For example, the company recently completed a review of compensation, perhaps the most fraught territory an HR professional can tread. When the process was complete, though, team members weren’t simply handed a new number in a vacuum. They also learned how and why the organization had arrived at those numbers.
“I like to be very transparent about the way tests are done and the quantitative data is produced,” says Guillory. “I was able to say, ‘We looked at all of this data. We looked at these target statistics. We moved folks in this direction, and this percentage of folks are in this placement within the distribution.’ There was a quantitative justification for every action that was taken, so teammates weren’t simply left to accept things on the basis of my personal opinion.”
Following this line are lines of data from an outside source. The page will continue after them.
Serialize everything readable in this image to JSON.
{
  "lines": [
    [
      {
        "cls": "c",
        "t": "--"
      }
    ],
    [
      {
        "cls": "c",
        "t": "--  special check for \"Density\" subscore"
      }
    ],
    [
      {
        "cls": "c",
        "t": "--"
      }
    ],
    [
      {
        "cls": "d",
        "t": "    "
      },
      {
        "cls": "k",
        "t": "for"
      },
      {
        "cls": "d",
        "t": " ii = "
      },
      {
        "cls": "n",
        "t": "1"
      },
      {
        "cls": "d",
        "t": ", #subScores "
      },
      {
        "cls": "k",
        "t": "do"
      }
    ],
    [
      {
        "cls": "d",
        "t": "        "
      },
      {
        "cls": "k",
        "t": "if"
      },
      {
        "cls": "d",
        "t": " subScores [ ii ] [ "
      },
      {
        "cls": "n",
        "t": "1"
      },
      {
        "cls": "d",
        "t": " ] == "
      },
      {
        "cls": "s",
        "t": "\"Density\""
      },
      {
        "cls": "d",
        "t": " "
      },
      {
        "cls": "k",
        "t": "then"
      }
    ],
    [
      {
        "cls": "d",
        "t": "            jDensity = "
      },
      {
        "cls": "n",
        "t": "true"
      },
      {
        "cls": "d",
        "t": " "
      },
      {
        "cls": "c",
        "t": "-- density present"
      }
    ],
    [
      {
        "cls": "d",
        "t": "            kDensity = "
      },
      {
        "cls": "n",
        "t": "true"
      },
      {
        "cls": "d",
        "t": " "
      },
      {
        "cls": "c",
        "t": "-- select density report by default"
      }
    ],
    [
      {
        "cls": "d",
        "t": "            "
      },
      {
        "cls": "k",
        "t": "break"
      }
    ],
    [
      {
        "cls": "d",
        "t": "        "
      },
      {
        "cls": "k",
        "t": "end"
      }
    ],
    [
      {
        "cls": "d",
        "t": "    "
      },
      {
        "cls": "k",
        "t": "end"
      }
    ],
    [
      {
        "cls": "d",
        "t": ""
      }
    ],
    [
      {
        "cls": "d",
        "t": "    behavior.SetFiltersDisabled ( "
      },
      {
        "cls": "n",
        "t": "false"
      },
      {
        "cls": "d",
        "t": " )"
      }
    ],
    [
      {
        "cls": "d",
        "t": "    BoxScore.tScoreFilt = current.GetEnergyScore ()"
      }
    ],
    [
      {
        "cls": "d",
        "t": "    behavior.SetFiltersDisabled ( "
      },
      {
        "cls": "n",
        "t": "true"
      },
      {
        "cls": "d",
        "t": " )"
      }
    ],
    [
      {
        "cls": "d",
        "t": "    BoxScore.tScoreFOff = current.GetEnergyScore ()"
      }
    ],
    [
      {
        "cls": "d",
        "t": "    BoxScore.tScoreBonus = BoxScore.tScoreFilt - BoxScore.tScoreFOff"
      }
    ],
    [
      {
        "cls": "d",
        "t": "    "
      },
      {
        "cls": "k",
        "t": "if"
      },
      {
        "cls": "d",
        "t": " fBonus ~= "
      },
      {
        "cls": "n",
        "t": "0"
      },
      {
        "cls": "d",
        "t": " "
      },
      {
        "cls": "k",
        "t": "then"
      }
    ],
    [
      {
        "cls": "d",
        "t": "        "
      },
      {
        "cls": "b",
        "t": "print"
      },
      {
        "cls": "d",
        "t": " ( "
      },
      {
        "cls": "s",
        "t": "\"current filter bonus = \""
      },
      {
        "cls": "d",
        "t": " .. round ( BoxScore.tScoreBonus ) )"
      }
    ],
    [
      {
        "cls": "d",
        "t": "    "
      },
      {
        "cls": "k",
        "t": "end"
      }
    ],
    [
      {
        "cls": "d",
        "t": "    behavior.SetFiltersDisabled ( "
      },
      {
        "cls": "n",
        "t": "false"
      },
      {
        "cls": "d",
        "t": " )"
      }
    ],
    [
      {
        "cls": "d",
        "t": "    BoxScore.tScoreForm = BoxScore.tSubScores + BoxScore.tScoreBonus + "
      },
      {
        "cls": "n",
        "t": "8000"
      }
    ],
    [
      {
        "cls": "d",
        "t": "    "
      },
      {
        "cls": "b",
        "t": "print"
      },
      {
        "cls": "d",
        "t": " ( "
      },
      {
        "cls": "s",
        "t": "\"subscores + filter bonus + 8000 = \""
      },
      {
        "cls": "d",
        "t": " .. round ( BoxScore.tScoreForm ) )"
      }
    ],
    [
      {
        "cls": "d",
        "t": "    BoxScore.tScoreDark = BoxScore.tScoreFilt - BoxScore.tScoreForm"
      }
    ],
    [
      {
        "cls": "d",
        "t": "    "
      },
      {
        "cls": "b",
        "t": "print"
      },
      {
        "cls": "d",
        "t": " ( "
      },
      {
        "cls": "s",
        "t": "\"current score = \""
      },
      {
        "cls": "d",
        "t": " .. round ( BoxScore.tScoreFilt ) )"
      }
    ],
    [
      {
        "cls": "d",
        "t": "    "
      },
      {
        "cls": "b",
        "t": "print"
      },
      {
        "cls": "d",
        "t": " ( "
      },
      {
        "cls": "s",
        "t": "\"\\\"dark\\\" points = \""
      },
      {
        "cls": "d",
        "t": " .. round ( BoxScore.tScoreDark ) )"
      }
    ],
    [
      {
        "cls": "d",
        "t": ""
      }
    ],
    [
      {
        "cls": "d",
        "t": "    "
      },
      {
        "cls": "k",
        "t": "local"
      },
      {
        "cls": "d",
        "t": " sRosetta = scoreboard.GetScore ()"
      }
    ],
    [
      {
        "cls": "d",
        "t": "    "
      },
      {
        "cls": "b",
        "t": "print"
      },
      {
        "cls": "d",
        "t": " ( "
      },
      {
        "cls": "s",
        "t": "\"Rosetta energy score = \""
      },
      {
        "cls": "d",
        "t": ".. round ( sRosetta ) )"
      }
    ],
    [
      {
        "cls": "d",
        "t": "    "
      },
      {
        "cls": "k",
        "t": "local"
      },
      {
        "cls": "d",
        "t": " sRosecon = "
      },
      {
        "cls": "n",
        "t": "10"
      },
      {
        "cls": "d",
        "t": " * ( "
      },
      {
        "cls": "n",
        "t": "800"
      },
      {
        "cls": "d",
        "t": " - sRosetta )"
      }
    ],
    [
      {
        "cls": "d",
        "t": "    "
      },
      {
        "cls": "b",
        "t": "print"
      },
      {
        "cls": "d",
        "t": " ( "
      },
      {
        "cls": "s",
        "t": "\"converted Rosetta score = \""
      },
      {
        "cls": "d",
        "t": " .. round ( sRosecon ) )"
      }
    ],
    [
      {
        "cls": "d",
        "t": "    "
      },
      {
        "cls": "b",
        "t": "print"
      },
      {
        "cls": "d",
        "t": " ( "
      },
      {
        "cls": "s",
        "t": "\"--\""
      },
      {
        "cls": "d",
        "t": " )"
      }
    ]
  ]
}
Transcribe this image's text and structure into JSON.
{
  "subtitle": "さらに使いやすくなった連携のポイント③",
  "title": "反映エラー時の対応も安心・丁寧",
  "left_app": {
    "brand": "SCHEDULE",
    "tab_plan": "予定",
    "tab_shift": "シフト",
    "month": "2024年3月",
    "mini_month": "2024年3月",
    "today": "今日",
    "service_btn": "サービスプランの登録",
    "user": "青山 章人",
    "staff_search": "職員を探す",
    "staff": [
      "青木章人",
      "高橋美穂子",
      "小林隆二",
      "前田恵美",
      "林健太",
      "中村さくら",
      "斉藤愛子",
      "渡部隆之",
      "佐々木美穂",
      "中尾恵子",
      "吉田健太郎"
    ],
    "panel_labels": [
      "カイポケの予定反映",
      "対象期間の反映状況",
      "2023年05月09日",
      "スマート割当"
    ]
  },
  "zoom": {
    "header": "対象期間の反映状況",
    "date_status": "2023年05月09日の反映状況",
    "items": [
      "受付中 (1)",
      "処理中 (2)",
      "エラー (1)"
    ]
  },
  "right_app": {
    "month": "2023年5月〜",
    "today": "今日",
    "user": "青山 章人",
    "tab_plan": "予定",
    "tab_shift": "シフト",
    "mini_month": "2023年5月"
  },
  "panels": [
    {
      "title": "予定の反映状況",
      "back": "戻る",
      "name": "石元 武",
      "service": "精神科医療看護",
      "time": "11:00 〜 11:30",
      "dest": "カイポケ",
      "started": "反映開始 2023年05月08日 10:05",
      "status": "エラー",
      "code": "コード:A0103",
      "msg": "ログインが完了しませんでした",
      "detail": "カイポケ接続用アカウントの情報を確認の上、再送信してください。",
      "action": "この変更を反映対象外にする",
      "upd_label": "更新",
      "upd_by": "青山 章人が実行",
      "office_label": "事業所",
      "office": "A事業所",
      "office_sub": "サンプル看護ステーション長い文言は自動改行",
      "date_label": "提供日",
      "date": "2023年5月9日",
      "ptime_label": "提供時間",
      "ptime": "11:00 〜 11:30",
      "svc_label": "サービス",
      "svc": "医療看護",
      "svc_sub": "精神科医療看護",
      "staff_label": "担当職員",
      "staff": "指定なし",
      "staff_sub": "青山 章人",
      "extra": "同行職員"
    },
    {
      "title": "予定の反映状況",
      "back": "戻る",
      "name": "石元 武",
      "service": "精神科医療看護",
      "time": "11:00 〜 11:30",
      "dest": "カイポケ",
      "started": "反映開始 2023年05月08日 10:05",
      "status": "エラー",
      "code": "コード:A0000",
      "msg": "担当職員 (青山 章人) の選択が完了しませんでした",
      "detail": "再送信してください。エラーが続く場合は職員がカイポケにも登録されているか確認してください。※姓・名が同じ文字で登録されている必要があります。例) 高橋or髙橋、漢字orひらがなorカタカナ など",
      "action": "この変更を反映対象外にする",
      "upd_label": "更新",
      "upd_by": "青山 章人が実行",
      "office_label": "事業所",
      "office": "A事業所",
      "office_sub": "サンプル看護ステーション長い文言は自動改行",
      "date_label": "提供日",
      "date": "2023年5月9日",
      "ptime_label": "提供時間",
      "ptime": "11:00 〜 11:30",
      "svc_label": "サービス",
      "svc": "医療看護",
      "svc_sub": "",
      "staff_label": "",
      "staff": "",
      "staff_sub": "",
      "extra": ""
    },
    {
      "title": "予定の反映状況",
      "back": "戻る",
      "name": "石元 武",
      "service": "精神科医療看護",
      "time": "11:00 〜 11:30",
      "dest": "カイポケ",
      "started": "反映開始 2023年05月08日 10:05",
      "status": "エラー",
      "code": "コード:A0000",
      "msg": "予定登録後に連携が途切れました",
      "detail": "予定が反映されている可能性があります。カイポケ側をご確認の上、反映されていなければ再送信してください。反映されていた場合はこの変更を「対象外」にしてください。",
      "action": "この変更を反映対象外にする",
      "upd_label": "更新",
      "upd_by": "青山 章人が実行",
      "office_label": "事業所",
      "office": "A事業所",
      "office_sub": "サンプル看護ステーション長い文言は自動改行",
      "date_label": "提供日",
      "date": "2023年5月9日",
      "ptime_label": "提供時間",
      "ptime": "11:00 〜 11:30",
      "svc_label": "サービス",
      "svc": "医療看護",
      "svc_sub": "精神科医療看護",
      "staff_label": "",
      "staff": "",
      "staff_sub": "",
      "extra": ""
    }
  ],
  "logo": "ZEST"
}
Effective people management means opening a meaningful dialogue, and a successful People Ops leader needs to demonstrate what that looks like. For Guillory, academia offers a model for how to do that. “Because of my background, I'm more inclined to say, ‘Hey, this is my perspective. This is the evidence for why I believe this is the right thing to do. But I'm more than happy to hear what anyone thinks about another approach we should use or additional information you'd like to see.’"
Don’t Save People Ops for the Growth Stage
At Patreon’s current size — 85 employees — Guillory still knows everyone by name and gets a lot of actionable signal through day-to-day conversations. But she knows that won’t always be the case.
“Were we twice the size, it would be much harder to keep a pulse on everything. We would have to rely even more heavily on feedback-gathering resources. Organizations that are building people functions should start early with using scientific methods and understanding the role of data in their functions.
With each additional teammate, the need to have a bird's eye view, to leverage data, becomes greater.
Now that she already has her organization with its various teams in shape, it will be that much easier to expand resources in each area as needed. The IT, facilities, HR, recruiting, and administration teams will each inevitably grow, but it will be clear where those people go, how they interact, and how they can integrate into the company to make the biggest impact. Right now, the tiny teams in each area are essentially stem cells that can easily scale in an organized and clear way.
“Startups often delay the inclusion of people ops resources in their organizational structures, and they delay it too long,” says Guillory. There’s a notion that when you know the dozen or two people you’re working with — and spend long hours in the same spaces together — there’s simply no need for the more formal processes of human resources.
Ultimately, there are engagement costs, performance costs, and attrition costs to running lean on functions that support your employee base. And once the organization has experienced that damage, it's really hard to work your way out.
“I tend to have an agnostic approach to the size of specific teams within my organization," she says. "I think of the function growing organically as it relates to particular needs. So if it became the case that we had extensive technical challenges, then I would expand IT. If we moved into a bigger space, I would think about whether we need to expand facilities.”
Holistic People Ops is agile because it’s not about filling open reqs to keep up with company growth or unthinkingly checking boxes on a to-do list. It’s about taking the broadest view of what makes a person’s work-life productive and healthy. As Guillory puts it: “It’s about context. Grouping multiple teams together under People Ops, or operating with the employee lifecycle in mind — it's all about getting the context necessary to make choices that put employees first.”